* **What you will do**
Copy out the data below. Leave nothing out and alter nothing.
-- The data follows --
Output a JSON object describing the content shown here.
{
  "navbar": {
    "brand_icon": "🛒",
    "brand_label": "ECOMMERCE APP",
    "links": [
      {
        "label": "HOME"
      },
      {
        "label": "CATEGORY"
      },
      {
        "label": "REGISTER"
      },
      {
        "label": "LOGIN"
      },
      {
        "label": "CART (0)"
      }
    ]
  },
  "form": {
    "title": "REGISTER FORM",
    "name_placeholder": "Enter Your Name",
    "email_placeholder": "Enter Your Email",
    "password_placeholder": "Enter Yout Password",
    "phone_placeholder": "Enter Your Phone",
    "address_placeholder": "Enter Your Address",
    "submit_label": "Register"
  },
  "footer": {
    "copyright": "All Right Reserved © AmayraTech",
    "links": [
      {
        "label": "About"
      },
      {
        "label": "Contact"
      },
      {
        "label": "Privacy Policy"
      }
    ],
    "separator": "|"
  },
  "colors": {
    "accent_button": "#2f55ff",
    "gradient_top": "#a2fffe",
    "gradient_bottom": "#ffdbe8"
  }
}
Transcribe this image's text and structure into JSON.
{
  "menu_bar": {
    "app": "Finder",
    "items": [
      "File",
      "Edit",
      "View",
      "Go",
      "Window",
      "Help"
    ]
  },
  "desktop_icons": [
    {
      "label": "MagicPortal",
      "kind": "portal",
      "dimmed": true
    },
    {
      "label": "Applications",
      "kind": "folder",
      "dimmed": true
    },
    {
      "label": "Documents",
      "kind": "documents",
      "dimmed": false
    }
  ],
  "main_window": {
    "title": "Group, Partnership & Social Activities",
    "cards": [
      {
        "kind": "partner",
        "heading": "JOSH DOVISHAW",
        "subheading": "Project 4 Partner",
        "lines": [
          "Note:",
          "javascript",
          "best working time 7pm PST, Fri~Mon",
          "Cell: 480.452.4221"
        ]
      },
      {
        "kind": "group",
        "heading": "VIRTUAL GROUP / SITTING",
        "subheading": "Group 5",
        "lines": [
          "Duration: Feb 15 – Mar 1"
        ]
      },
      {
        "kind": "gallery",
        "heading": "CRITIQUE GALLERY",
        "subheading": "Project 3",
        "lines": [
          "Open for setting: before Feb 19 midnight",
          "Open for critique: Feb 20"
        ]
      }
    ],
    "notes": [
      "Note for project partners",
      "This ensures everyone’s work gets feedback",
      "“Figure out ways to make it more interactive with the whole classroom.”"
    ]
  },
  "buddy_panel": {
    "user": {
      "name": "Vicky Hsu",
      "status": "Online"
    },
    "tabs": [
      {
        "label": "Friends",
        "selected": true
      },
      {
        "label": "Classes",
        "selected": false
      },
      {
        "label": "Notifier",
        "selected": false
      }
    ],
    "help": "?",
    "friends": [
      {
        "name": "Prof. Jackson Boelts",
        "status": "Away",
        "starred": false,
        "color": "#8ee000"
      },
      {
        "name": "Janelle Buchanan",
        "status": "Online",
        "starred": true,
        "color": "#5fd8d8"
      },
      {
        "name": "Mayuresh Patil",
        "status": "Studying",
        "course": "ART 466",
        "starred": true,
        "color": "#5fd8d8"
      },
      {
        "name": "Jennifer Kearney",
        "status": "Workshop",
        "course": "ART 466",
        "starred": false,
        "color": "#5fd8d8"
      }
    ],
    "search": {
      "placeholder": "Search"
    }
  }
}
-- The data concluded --
* **Problem solution**
Output a JSON object describing the content shown here.
{
  "navbar": {
    "brand_icon": "🛒",
    "brand_label": "ECOMMERCE APP",
    "links": [
      {
        "label": "HOME"
      },
      {
        "label": "CATEGORY"
      },
      {
        "label": "REGISTER"
      },
      {
        "label": "LOGIN"
      },
      {
        "label": "CART (0)"
      }
    ]
  },
  "form": {
    "title": "REGISTER FORM",
    "name_placeholder": "Enter Your Name",
    "email_placeholder": "Enter Your Email",
    "password_placeholder": "Enter Yout Password",
    "phone_placeholder": "Enter Your Phone",
    "address_placeholder": "Enter Your Address",
    "submit_label": "Register"
  },
  "footer": {
    "copyright": "All Right Reserved © AmayraTech",
    "links": [
      {
        "label": "About"
      },
      {
        "label": "Contact"
      },
      {
        "label": "Privacy Policy"
      }
    ],
    "separator": "|"
  },
  "colors": {
    "accent_button": "#2f55ff",
    "gradient_top": "#a2fffe",
    "gradient_bottom": "#ffdbe8"
  }
}
Transcribe this image's text and structure into JSON.
{
  "menu_bar": {
    "app": "Finder",
    "items": [
      "File",
      "Edit",
      "View",
      "Go",
      "Window",
      "Help"
    ]
  },
  "desktop_icons": [
    {
      "label": "MagicPortal",
      "kind": "portal",
      "dimmed": true
    },
    {
      "label": "Applications",
      "kind": "folder",
      "dimmed": true
    },
    {
      "label": "Documents",
      "kind": "documents",
      "dimmed": false
    }
  ],
  "main_window": {
    "title": "Group, Partnership & Social Activities",
    "cards": [
      {
        "kind": "partner",
        "heading": "JOSH DOVISHAW",
        "subheading": "Project 4 Partner",
        "lines": [
          "Note:",
          "javascript",
          "best working time 7pm PST, Fri~Mon",
          "Cell: 480.452.4221"
        ]
      },
      {
        "kind": "group",
        "heading": "VIRTUAL GROUP / SITTING",
        "subheading": "Group 5",
        "lines": [
          "Duration: Feb 15 – Mar 1"
        ]
      },
      {
        "kind": "gallery",
        "heading": "CRITIQUE GALLERY",
        "subheading": "Project 3",
        "lines": [
          "Open for setting: before Feb 19 midnight",
          "Open for critique: Feb 20"
        ]
      }
    ],
    "notes": [
      "Note for project partners",
      "This ensures everyone’s work gets feedback",
      "“Figure out ways to make it more interactive with the whole classroom.”"
    ]
  },
  "buddy_panel": {
    "user": {
      "name": "Vicky Hsu",
      "status": "Online"
    },
    "tabs": [
      {
        "label": "Friends",
        "selected": true
      },
      {
        "label": "Classes",
        "selected": false
      },
      {
        "label": "Notifier",
        "selected": false
      }
    ],
    "help": "?",
    "friends": [
      {
        "name": "Prof. Jackson Boelts",
        "status": "Away",
        "starred": false,
        "color": "#8ee000"
      },
      {
        "name": "Janelle Buchanan",
        "status": "Online",
        "starred": true,
        "color": "#5fd8d8"
      },
      {
        "name": "Mayuresh Patil",
        "status": "Studying",
        "course": "ART 466",
        "starred": true,
        "color": "#5fd8d8"
      },
      {
        "name": "Jennifer Kearney",
        "status": "Workshop",
        "course": "ART 466",
        "starred": false,
        "color": "#5fd8d8"
      }
    ],
    "search": {
      "placeholder": "Search"
    }
  }
}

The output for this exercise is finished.